Newman and the rest of the NASCAR Sprint Cup Series drivers have had 25 races to get used to the new Chase format, which rewards regular season winners with post-season berths.

But just as he was one year ago, Newman is on the Chase bubble again going into the final regular season race.

“The irony to me is it seems like no matter what the format is, I still end up being that guy that’s either in or out of the bubble,” he noted today at Richmond International Raceway. “Right now, I’m ninth in points. There have been years I’ve been 12th in points, 11th in points. If you moved the championship points system around in different years, I’d have been really good a couple of years.

“But in the end, it is what it is. It’s the same for everybody. We know it going into [the Daytona 500] what we have to do coming into Richmond. It still involves winning races, whether it’s “win and you’re in” or “win and you have a better chance of being in.” Those points all add up.”

The good news for Newman is that even though he doesn’t have a win in 2014, the points have indeed added up in his favor ahead of Saturday’s Federated Auto Parts 400.

Six Top-15 finishes in the last seven races have solidified his standing to where he just needs to finish 18th or better Saturday to earn one of the two remaining Chase spots. He currently holds the 15th position on the Chase Grid at 42 points up on 16th-place Greg Biffle.

But with Biffle, Clint Bowyer (-23 behind Biffle), Kyle Larson (-24 behind Biffle), and every other winless driver in the Top 30 of the standings ready to go for broke tomorrow, Newman admitted that it would be naive of him to not have concerns about the aggressive of his competitors.

However, he also seemed to indicate that the race manipulation incident one year ago at RIR (which helped put him outside of the Chase until NASCAR stepped in) will lead to more scrutiny of any notable incidents.

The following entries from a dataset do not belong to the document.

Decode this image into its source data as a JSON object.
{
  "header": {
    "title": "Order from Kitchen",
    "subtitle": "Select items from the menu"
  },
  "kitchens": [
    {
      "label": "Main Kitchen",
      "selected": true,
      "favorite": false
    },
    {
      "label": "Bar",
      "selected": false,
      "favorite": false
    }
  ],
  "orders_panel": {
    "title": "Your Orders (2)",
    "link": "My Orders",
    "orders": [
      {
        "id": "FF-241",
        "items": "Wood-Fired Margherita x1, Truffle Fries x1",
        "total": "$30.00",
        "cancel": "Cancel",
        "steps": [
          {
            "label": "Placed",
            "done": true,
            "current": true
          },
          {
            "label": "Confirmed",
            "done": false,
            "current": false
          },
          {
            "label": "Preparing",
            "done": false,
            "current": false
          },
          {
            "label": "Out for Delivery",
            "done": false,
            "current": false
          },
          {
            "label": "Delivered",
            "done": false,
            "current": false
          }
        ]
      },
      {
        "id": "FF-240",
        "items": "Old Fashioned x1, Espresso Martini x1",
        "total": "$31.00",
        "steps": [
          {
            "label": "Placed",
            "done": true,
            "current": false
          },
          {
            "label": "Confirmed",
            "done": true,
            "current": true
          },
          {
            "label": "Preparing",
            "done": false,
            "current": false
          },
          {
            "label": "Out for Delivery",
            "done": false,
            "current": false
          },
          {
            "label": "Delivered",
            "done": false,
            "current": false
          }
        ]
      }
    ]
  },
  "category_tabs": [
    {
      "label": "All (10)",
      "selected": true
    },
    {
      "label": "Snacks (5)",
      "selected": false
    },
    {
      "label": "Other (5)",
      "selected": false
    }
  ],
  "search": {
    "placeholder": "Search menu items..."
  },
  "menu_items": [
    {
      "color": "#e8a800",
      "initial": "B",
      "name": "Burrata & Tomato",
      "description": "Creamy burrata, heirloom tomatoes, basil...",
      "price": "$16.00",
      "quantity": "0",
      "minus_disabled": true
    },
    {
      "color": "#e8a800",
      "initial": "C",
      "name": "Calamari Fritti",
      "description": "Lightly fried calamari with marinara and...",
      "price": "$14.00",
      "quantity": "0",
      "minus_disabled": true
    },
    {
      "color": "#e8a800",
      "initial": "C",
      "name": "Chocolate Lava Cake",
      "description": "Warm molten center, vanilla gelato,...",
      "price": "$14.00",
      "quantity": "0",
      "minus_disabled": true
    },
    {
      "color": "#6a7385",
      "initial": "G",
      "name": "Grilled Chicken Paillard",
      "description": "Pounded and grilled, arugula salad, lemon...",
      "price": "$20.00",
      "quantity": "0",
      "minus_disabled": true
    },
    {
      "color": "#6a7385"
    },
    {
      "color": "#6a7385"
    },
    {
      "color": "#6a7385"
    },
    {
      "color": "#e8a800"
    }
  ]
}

“I think after what happened last year, the magnifying glass is zoomed in a little tighter than it used to be, and that we’ll have a good race,” Newman said. “It would be good for our sport not to have what happened last year, in any form or fashion, this year.”